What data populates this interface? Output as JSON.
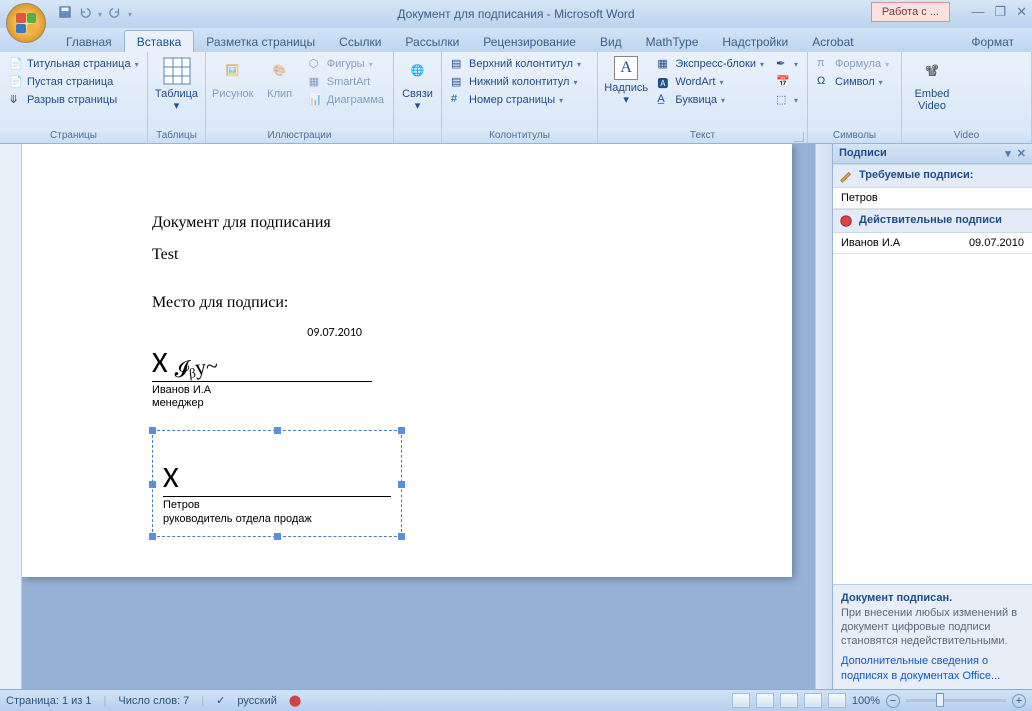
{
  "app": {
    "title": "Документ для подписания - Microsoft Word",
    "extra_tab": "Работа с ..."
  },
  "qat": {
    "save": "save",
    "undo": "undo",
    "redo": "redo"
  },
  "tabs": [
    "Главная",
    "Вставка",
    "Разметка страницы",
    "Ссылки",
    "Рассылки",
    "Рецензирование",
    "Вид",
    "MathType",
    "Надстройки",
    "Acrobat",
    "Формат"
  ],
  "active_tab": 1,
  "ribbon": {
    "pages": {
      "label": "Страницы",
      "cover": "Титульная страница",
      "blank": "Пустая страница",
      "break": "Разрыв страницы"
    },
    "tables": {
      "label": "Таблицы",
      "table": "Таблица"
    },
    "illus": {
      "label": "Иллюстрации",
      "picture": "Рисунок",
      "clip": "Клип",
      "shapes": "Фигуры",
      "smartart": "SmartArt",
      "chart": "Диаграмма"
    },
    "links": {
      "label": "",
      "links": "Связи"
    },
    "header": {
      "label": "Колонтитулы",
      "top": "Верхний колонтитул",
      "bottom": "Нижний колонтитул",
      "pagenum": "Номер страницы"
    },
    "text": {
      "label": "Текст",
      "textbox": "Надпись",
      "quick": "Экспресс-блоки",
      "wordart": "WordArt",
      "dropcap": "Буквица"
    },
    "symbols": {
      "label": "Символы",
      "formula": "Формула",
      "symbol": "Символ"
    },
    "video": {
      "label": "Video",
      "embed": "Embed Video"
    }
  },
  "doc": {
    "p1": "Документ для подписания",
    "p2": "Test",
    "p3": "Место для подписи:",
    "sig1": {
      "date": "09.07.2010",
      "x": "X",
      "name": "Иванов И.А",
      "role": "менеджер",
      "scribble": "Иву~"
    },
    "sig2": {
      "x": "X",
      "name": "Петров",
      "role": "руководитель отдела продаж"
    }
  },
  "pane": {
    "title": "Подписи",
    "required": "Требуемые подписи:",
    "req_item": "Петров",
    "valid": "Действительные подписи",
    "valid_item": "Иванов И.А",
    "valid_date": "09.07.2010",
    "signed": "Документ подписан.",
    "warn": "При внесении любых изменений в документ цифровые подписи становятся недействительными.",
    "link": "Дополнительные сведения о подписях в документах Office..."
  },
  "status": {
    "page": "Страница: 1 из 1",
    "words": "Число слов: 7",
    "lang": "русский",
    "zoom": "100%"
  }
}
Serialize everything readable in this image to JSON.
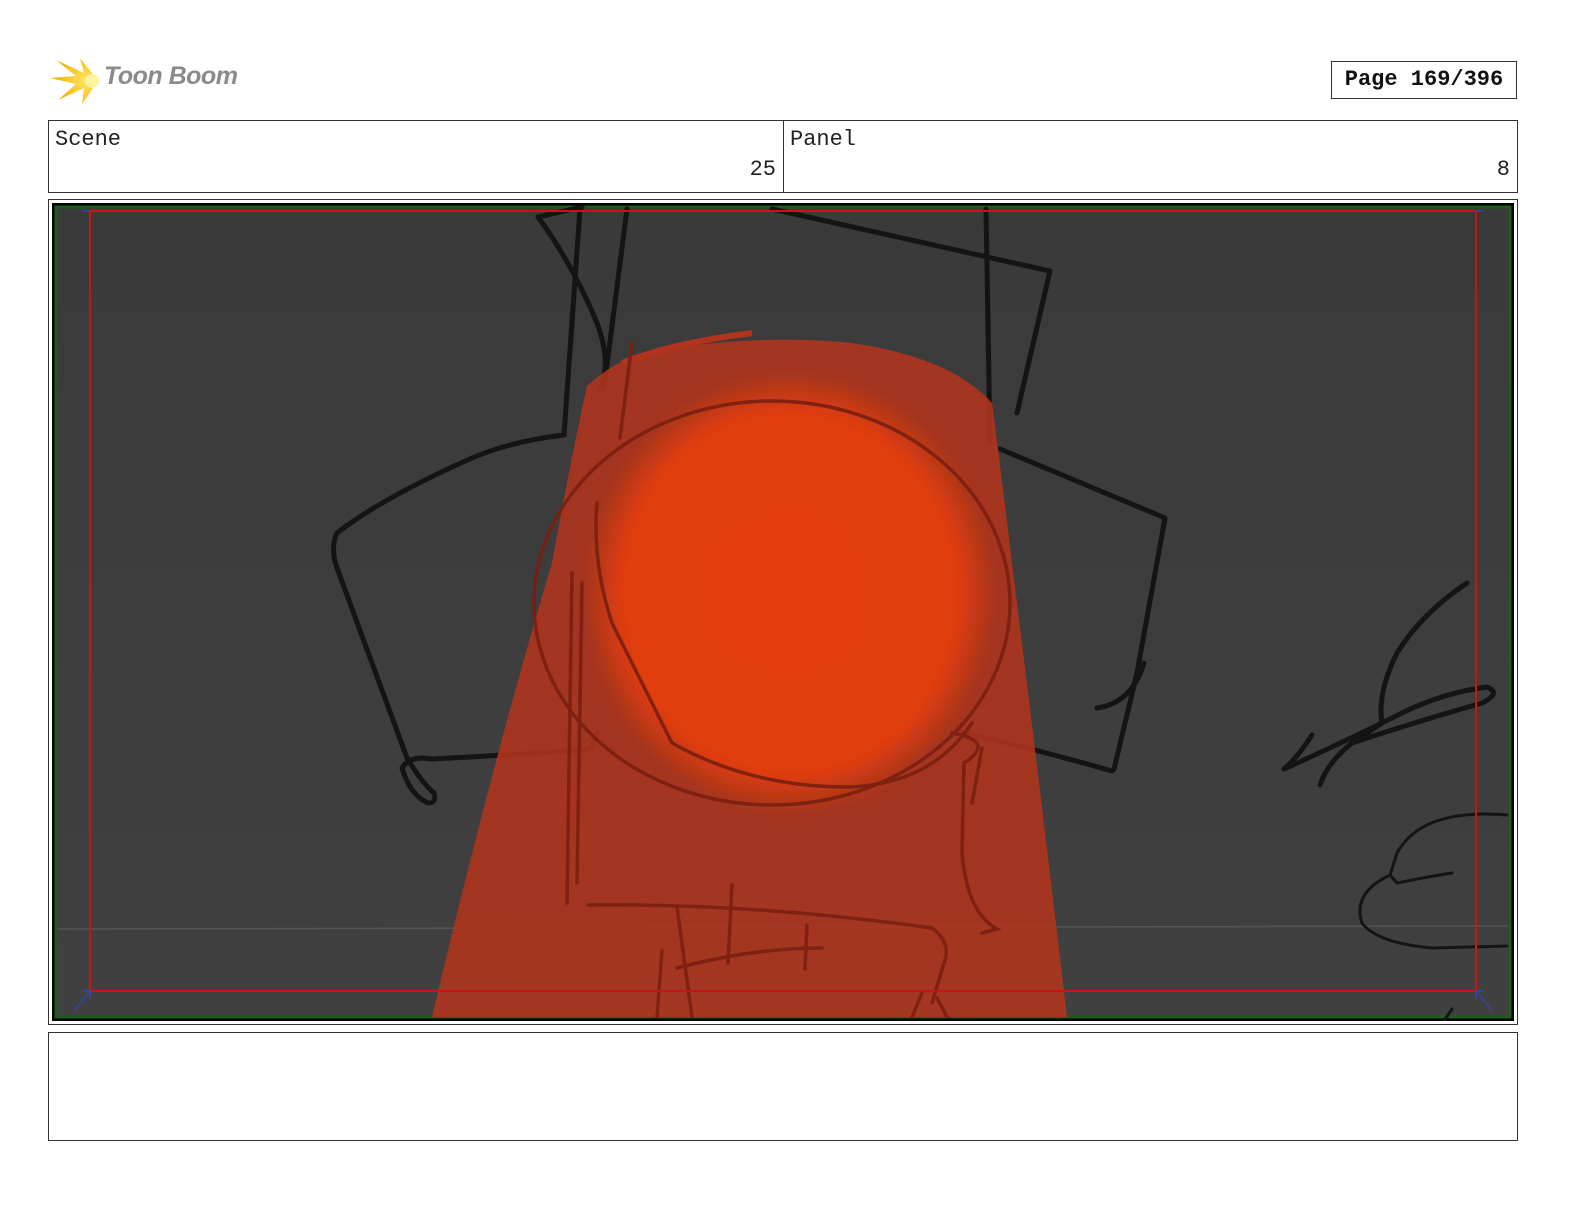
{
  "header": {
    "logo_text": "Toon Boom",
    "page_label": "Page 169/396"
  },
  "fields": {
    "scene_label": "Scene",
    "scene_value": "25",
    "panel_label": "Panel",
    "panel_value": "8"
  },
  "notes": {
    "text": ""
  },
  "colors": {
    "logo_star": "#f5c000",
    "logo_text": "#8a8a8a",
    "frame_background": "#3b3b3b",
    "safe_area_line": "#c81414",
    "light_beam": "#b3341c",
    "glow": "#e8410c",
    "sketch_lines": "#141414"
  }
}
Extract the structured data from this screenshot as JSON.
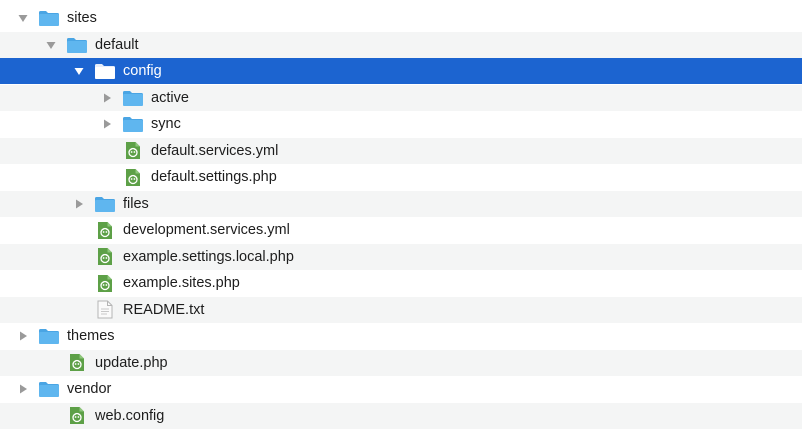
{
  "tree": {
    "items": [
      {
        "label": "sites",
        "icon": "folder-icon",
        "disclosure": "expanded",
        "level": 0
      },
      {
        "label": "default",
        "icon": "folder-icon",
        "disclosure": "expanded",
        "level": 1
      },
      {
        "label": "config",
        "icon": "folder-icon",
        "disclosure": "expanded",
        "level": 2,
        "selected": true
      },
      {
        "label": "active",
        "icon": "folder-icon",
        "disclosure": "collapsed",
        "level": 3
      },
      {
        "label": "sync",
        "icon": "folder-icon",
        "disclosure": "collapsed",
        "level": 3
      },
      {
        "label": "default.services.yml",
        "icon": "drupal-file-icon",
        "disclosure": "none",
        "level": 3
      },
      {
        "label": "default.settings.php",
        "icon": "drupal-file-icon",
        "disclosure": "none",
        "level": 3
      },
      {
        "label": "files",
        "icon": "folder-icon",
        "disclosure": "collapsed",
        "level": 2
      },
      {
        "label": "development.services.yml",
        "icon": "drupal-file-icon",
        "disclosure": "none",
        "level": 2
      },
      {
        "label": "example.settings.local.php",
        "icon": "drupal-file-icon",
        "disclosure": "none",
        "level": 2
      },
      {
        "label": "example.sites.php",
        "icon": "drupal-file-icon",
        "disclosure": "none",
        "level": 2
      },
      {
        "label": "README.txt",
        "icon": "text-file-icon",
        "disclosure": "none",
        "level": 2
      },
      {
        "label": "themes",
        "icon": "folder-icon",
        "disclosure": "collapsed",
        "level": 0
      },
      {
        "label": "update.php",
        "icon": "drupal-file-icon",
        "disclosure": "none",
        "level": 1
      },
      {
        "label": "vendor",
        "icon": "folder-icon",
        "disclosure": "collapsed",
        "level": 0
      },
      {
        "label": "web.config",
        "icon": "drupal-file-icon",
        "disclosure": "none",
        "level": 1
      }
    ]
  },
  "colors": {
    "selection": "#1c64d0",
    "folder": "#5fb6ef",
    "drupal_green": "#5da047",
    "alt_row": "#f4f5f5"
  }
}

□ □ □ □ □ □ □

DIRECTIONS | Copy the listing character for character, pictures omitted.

REPLY |
What data populates this interface? Output as JSON.
{
  "app": {
    "title": "Документ для подписания - Microsoft Word",
    "extra_tab": "Работа с ..."
  },
  "qat": {
    "save": "save",
    "undo": "undo",
    "redo": "redo"
  },
  "tabs": [
    "Главная",
    "Вставка",
    "Разметка страницы",
    "Ссылки",
    "Рассылки",
    "Рецензирование",
    "Вид",
    "MathType",
    "Надстройки",
    "Acrobat",
    "Формат"
  ],
  "active_tab": 1,
  "ribbon": {
    "pages": {
      "label": "Страницы",
      "cover": "Титульная страница",
      "blank": "Пустая страница",
      "break": "Разрыв страницы"
    },
    "tables": {
      "label": "Таблицы",
      "table": "Таблица"
    },
    "illus": {
      "label": "Иллюстрации",
      "picture": "Рисунок",
      "clip": "Клип",
      "shapes": "Фигуры",
      "smartart": "SmartArt",
      "chart": "Диаграмма"
    },
    "links": {
      "label": "",
      "links": "Связи"
    },
    "header": {
      "label": "Колонтитулы",
      "top": "Верхний колонтитул",
      "bottom": "Нижний колонтитул",
      "pagenum": "Номер страницы"
    },
    "text": {
      "label": "Текст",
      "textbox": "Надпись",
      "quick": "Экспресс-блоки",
      "wordart": "WordArt",
      "dropcap": "Буквица"
    },
    "symbols": {
      "label": "Символы",
      "formula": "Формула",
      "symbol": "Символ"
    },
    "video": {
      "label": "Video",
      "embed": "Embed Video"
    }
  },
  "doc": {
    "p1": "Документ для подписания",
    "p2": "Test",
    "p3": "Место для подписи:",
    "sig1": {
      "date": "09.07.2010",
      "x": "X",
      "name": "Иванов И.А",
      "role": "менеджер",
      "scribble": "Иву~"
    },
    "sig2": {
      "x": "X",
      "name": "Петров",
      "role": "руководитель отдела продаж"
    }
  },
  "pane": {
    "title": "Подписи",
    "required": "Требуемые подписи:",
    "req_item": "Петров",
    "valid": "Действительные подписи",
    "valid_item": "Иванов И.А",
    "valid_date": "09.07.2010",
    "signed": "Документ подписан.",
    "warn": "При внесении любых изменений в документ цифровые подписи становятся недействительными.",
    "link": "Дополнительные сведения о подписях в документах Office..."
  },
  "status": {
    "page": "Страница: 1 из 1",
    "words": "Число слов: 7",
    "lang": "русский",
    "zoom": "100%"
  }
}
Serialize everything readable in this image to JSON.
{
  "header": {
    "logo_text": "Toon Boom",
    "page_label": "Page 169/396"
  },
  "fields": {
    "scene_label": "Scene",
    "scene_value": "25",
    "panel_label": "Panel",
    "panel_value": "8"
  },
  "notes": {
    "text": ""
  },
  "colors": {
    "logo_star": "#f5c000",
    "logo_text": "#8a8a8a",
    "frame_background": "#3b3b3b",
    "safe_area_line": "#c81414",
    "light_beam": "#b3341c",
    "glow": "#e8410c",
    "sketch_lines": "#141414"
  }
}
Extract the structured data from this screenshot as JSON.
{
  "tree": {
    "items": [
      {
        "label": "sites",
        "icon": "folder-icon",
        "disclosure": "expanded",
        "level": 0
      },
      {
        "label": "default",
        "icon": "folder-icon",
        "disclosure": "expanded",
        "level": 1
      },
      {
        "label": "config",
        "icon": "folder-icon",
        "disclosure": "expanded",
        "level": 2,
        "selected": true
      },
      {
        "label": "active",
        "icon": "folder-icon",
        "disclosure": "collapsed",
        "level": 3
      },
      {
        "label": "sync",
        "icon": "folder-icon",
        "disclosure": "collapsed",
        "level": 3
      },
      {
        "label": "default.services.yml",
        "icon": "drupal-file-icon",
        "disclosure": "none",
        "level": 3
      },
      {
        "label": "default.settings.php",
        "icon": "drupal-file-icon",
        "disclosure": "none",
        "level": 3
      },
      {
        "label": "files",
        "icon": "folder-icon",
        "disclosure": "collapsed",
        "level": 2
      },
      {
        "label": "development.services.yml",
        "icon": "drupal-file-icon",
        "disclosure": "none",
        "level": 2
      },
      {
        "label": "example.settings.local.php",
        "icon": "drupal-file-icon",
        "disclosure": "none",
        "level": 2
      },
      {
        "label": "example.sites.php",
        "icon": "drupal-file-icon",
        "disclosure": "none",
        "level": 2
      },
      {
        "label": "README.txt",
        "icon": "text-file-icon",
        "disclosure": "none",
        "level": 2
      },
      {
        "label": "themes",
        "icon": "folder-icon",
        "disclosure": "collapsed",
        "level": 0
      },
      {
        "label": "update.php",
        "icon": "drupal-file-icon",
        "disclosure": "none",
        "level": 1
      },
      {
        "label": "vendor",
        "icon": "folder-icon",
        "disclosure": "collapsed",
        "level": 0
      },
      {
        "label": "web.config",
        "icon": "drupal-file-icon",
        "disclosure": "none",
        "level": 1
      }
    ]
  },
  "colors": {
    "selection": "#1c64d0",
    "folder": "#5fb6ef",
    "drupal_green": "#5da047",
    "alt_row": "#f4f5f5"
  }
}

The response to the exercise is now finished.